Union Must Win Matches They Deserve

In many ways, Saturday’s disappointing 2-1 loss to San Jose was the same old story. Except never before had the Union so thoroughly dominated a match and came away empty. Applying a little perspective, the progress this expansion club has made in less than half a season is quite encouraging, but it’s hard to be satisfied when you could have, and should have, earned three valuable points.  

“It absolutely stinks,” said goalkeeper Chris Seitz. “We play (San Jose) again this season and we have another one this Wednesday (against Celtic FC) and we’ll go back and try to get the bad taste out of our mouths.”

It’s easy to forget that Philadelphia is a club built for the future. Forward Danny Mwanga’s scary potential as an 18 year old rookie with five goals is one of the most obvious reasons for optimism, but there are plenty of others. Sebastien Le Toux is still only 26 years old, Roger Torres, Jack McInerney and Amobi Okugo are all teenagers along with Mwanga, blossoming goalkeeper Chris Seitz is just 23, Shea Salinas is only 24, and 13 out of 20 players on the roster are 25 years of age or younger.

There were many missed opportunities against the Earthquakes that will frustrate the Union, but it’s hard to argue against the fact that they’re headed in the right direction. Possession, pace and creativity were all on display from the home side at PPL Park, and their never-say-die mentality has never been in doubt.

“You just have to keep your head up and keep fighting to the end,” said Mwanga about the club’s attitude. “I think we did that tonight. Unfortunately it’s just one of those games where you try and do your best and things just don’t fall together.”

Unfortunately for Philadelphia, that fate has become a bit too common in the club’s first season. Inexperience is certainly a factor, but not one that manager Peter Nowak will be willing to accept as an excuse any time soon.

"We shot ourselves in the foot today,” he said after Saturday’s match. “Probably inexperience, not reacting, not anticipating the things that might happen. From the flow of the game, from commitment, you can’t really say bad words about this team and how they pushed forward and even the way we exposed ourselves (while pressing for a go-ahead goal).

“There are little things that need to be corrected and fixed very fast because that's what this game is all about. Not about how many shots you have on goal, (whether) it was a handball, not a handball, foul, not a foul. At the end of the day, the results stand regardless of the situation. We lost a game we were supposed to win, and that hurts us as much as the other losses we've had. We're supposed to tie or win games.”

And that’s precisely what Philadelphia must do to take the next step in their continued evolution; win the matches they should win by translating superiority in the run of play into points.

The Union have outplayed their opponent in all four matches at home this season, two of which have come at PPL Park. Despite Saturday’s speed bump, it’s clear the club plays with added confidence at home.

"Anytime we’re at home, we’re not going to settle for a tie,” said Seitz. “Obviously, if we tie we take home a point, but we have a mentality that at home we don’t lose, and we’re going to go for the win no matter what.

“Anytime we push up to score it’s going to open up at the back, and we need to be organized and prepared in case that happens.
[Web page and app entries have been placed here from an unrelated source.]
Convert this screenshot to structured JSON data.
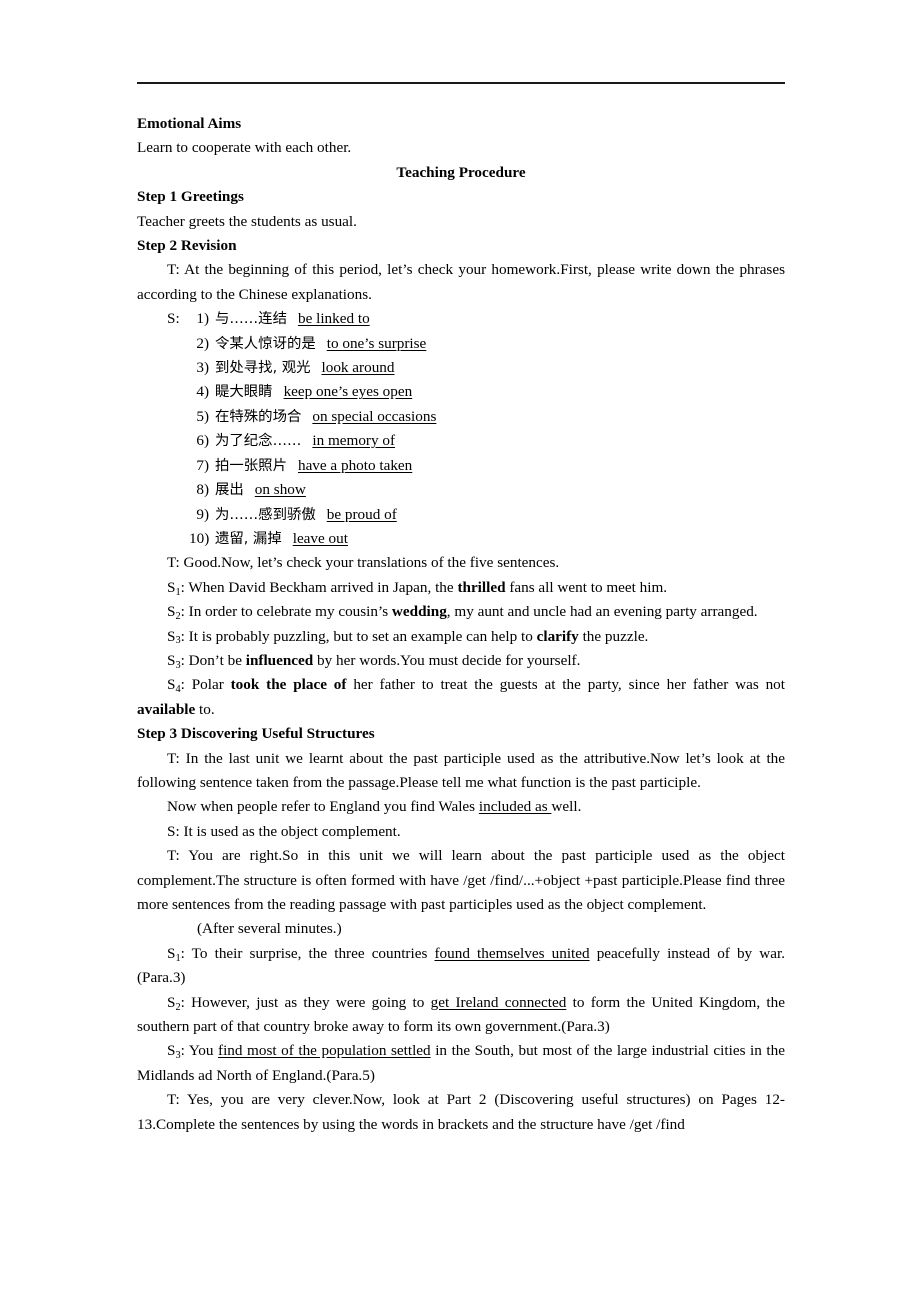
{
  "document": {
    "sections": {
      "emotional_aims_heading": "Emotional Aims",
      "emotional_aims_text": "Learn to cooperate with each other.",
      "teaching_procedure_heading": "Teaching Procedure",
      "step1_heading": "Step 1 Greetings",
      "step1_text": "Teacher greets the students as usual.",
      "step2_heading": "Step 2 Revision",
      "step2_intro": "T: At the beginning of this period, let’s check your homework.First, please write down the phrases according to the Chinese explanations.",
      "step3_heading": "Step 3 Discovering Useful Structures"
    },
    "phrase_list": [
      {
        "speaker": "S:",
        "num": "1)",
        "chinese": "与……连结",
        "answer": "be linked to"
      },
      {
        "speaker": "",
        "num": "2)",
        "chinese": "令某人惊讶的是",
        "answer": "to one’s surprise"
      },
      {
        "speaker": "",
        "num": "3)",
        "chinese": "到处寻找, 观光",
        "answer": "look around"
      },
      {
        "speaker": "",
        "num": "4)",
        "chinese": "睼大眼睛",
        "answer": "keep one’s eyes open"
      },
      {
        "speaker": "",
        "num": "5)",
        "chinese": "在特殊的场合",
        "answer": "on special occasions"
      },
      {
        "speaker": "",
        "num": "6)",
        "chinese": "为了纪念……",
        "answer": "in memory of"
      },
      {
        "speaker": "",
        "num": "7)",
        "chinese": "拍一张照片",
        "answer": "have a photo taken"
      },
      {
        "speaker": "",
        "num": "8)",
        "chinese": "展出",
        "answer": "on show"
      },
      {
        "speaker": "",
        "num": "9)",
        "chinese": "为……感到骄傲",
        "answer": "be proud of"
      },
      {
        "speaker": "",
        "num": "10)",
        "chinese": "遗留, 漏掉",
        "answer": "leave out"
      }
    ],
    "translation_check": {
      "prompt": "T: Good.Now, let’s check your translations of the five sentences.",
      "sentences": [
        {
          "label": "S",
          "sub": "1",
          "pre": ": When David Beckham arrived in Japan, the ",
          "bold": "thrilled",
          "post": " fans all went to meet him."
        },
        {
          "label": "S",
          "sub": "2",
          "pre": ": In order to celebrate my cousin’s ",
          "bold": "wedding",
          "post": ", my aunt and uncle had an evening party arranged."
        },
        {
          "label": "S",
          "sub": "3",
          "pre": ": It is probably puzzling, but to set an example can help to ",
          "bold": "clarify",
          "post": " the puzzle."
        },
        {
          "label": "S",
          "sub": "3",
          "pre": ": Don’t be ",
          "bold": "influenced",
          "post": " by her words.You must decide for yourself."
        },
        {
          "label": "S",
          "sub": "4",
          "pre": ": Polar ",
          "bold": "took the place of",
          "post": " her father to treat the guests at the party, since her father was not ",
          "bold2": "available",
          "post2": " to."
        }
      ]
    },
    "structures": {
      "teacher_intro": "T: In the last unit we learnt about the past participle used as the attributive.Now let’s look at the following sentence taken from the passage.Please tell me what function is the past participle.",
      "example_pre": "Now when people refer to England you find Wales ",
      "example_underline": "included as ",
      "example_post": "well.",
      "student_answer": "S: It is used as the object complement.",
      "teacher_explain": "T: You are right.So in this unit we will learn about the past participle used as the object complement.The structure is often formed with have /get /find/...+object +past participle.Please find three more sentences from the reading passage with past participles used as the object complement.",
      "stage_direction": "(After several minutes.)",
      "examples": [
        {
          "label": "S",
          "sub": "1",
          "pre": ": To their surprise, the three countries ",
          "underline": "found themselves united",
          "post": " peacefully instead of by war.(Para.3)"
        },
        {
          "label": "S",
          "sub": "2",
          "pre": ": However, just as they were going to ",
          "underline": "get Ireland connected",
          "post": " to form the United Kingdom, the southern part of that country broke away to form its own government.(Para.3)"
        },
        {
          "label": "S",
          "sub": "3",
          "pre": ": You ",
          "underline": "find most of the population settled",
          "post": " in the South, but most of the large industrial cities in the Midlands ad North of England.(Para.5)"
        }
      ],
      "closing": "T: Yes, you are very clever.Now, look at Part 2 (Discovering useful structures) on Pages 12-13.Complete the sentences by using the words in brackets and the structure have /get /find"
    }
  }
}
Soccer is a funny sport sometimes. You can be in complete control only to see it slip away. We have to be able to grasp the wins when they're there in front of us."

The Union won’t have to wait long to shrug off their disappointment, as the club will take on Scottish Premier League side Celtic F.C. Wednesday at PPL Park followed by a league match at home on Saturday against Eastern Conference foe Toronto FC.

“We are going to just take this (Celtic) game like a practice game and a friendly to give the fans a good show so they can come and enjoy good soccer,” said Le Toux. “I’m sure the staff will do a good job with the players to give some time to everybody. We’re going to be ready physically for the next game (against Toronto).

While defender Jordan Harvey’s rhetoric places more of an emphasis on the importance of the Celtic friendly, the club’s mindset is ubiquitous; The Union must continue to get better and make sure they’re rewarded in the standings when they play well.

"After the Celtic match, we have a big game against Toronto on Saturday,” Harvey said. “But every game is big for us. They're all big. From here on out, we're looking at getting as many wins as possible. I think we are a very resilient club. It's a matter of execution from here on out."